ICYMI: federal student loan emergency payment suspension has been extended to January 31, 2022.
So what now?
If your answer is “wait until it’s extended even more,” you might want to think again. While this is the fourth time the payment freeze has been extended, Education Secretary Miguel Cardona was firm in his statement that it will be the last. And because chances for widespread student debt cancellation are looking pretty unlikely, you should count on resuming payments in February.
So how should you use your final six months of student loan forbearance?
Reconnect with your loan servicer.

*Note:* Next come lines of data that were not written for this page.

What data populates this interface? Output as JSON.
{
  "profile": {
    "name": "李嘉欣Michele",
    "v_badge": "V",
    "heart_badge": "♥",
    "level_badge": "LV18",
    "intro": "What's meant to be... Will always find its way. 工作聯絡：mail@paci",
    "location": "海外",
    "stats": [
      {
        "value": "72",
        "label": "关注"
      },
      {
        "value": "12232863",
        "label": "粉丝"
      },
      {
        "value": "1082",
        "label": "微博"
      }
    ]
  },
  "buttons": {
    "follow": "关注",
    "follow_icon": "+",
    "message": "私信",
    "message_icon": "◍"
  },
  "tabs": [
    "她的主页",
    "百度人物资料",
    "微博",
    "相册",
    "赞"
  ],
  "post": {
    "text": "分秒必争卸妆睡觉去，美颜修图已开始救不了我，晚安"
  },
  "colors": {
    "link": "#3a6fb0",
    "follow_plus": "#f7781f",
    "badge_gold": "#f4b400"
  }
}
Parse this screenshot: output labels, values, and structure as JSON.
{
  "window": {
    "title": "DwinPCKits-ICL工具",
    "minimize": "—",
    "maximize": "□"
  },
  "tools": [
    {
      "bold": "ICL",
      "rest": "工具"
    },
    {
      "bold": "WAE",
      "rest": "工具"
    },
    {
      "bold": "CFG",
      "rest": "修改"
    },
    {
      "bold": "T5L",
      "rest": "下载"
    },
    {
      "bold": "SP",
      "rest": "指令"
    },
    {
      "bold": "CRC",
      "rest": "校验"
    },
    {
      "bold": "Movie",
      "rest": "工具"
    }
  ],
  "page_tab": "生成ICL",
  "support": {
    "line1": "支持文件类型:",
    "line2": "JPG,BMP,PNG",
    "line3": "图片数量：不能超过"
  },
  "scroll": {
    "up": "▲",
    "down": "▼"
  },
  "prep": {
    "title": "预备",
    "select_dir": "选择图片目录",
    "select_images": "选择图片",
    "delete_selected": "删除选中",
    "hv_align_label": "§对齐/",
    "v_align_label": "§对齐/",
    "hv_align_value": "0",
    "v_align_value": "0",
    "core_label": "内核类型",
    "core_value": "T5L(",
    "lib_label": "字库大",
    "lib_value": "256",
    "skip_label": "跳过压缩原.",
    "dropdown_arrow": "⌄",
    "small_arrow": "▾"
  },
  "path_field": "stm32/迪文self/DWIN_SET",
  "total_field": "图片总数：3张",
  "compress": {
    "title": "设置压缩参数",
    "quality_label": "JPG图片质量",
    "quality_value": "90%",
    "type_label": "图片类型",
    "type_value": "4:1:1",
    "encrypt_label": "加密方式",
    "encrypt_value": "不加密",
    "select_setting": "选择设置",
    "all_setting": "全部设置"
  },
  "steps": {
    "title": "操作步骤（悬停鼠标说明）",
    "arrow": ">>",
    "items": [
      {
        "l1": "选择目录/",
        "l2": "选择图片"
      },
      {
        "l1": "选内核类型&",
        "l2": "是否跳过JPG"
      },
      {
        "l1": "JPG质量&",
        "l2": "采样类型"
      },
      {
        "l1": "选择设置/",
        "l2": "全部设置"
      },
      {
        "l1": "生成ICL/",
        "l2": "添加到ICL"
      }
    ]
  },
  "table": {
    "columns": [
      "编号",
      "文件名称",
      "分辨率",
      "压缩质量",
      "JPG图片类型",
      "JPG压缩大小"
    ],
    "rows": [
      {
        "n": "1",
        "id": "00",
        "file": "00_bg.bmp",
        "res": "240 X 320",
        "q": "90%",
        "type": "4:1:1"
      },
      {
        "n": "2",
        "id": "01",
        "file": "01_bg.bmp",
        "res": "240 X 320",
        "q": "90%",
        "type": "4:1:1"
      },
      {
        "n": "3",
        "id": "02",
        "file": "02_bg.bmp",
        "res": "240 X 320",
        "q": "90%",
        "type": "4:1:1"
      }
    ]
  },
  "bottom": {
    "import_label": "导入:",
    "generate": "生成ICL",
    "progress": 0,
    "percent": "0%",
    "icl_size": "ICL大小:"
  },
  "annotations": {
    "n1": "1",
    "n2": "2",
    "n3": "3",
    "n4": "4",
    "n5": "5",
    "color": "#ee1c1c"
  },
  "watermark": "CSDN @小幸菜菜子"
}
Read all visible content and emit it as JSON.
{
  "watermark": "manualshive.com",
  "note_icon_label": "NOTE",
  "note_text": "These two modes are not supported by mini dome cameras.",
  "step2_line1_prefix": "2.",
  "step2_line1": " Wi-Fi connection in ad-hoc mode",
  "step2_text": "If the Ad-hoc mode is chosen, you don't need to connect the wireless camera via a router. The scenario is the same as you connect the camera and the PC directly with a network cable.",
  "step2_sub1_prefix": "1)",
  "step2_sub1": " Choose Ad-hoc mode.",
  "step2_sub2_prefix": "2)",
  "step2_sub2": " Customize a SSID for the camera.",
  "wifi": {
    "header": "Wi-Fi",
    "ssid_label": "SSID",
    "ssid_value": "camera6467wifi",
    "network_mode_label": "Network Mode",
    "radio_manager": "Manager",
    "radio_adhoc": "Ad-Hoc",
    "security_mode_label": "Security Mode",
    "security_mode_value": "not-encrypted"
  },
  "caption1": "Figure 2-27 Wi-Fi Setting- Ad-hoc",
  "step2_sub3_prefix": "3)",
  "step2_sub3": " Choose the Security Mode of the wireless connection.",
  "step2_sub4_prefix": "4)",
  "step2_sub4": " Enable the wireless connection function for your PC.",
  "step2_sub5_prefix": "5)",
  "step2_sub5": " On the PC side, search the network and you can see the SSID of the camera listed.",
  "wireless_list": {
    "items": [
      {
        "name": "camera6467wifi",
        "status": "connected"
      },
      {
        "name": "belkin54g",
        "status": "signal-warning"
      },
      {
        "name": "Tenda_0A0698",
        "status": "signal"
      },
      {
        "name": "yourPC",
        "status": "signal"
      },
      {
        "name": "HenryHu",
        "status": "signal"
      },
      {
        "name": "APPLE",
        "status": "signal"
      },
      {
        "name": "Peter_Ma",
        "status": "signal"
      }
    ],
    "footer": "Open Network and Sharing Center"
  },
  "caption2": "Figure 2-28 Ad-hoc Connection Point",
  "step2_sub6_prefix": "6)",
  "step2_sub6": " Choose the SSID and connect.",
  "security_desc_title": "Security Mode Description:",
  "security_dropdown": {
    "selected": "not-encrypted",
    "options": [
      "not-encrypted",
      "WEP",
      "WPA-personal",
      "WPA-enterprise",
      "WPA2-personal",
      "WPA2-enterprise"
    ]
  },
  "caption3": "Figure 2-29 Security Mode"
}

At the minimum, get in touch with your loan servicer to confirm that your address and contact info are up-to-date (especially if you relocated during the pandemic) and that you’re set up to auto-pay your monthly bill (you’ll probably need to re-verify a payment method).
Everyone should be on the lookout for updates from their loan servicer right now, but this is especially important if your loans happen to be serviced through FedLoan or Granite State. Both servicers have announced they won’t renew their contracts with the Department of Education at the end of 2021, so affected borrowers need to watch for news about how and where their loans will be transferred.
Review your repayment plan.
If you’re not already on an income-driven repayment (IDR) plan, check to see if you’re eligible. IDR plans can lower your monthly bill and get you on track to eventually receive debt forgiveness — not to mention it’s super simple to find, compare, and enroll in IDR plans through our Reassess tool.
Make extra payments.
The interest rate for federal student loans is still 0 percent, so any payments you make during the freeze will go directly to your principal — and that could mean becoming student debt-free sooner.
If you want to get ahead on your paydown but don’t want to eat into your budget, check out our Giveback and Round Up tools that convert cash back rewards and spare change from everyday purchases into student loan contributions.
Focus on other financial goals.
If you’re one of the 60 percent of Americans who say that the pandemic has made them realize just how little they save, take note. Without the expense of student loan bills, now could be the perfect time to zero in on savings goals like building a rainy day fund or starting a retirement account.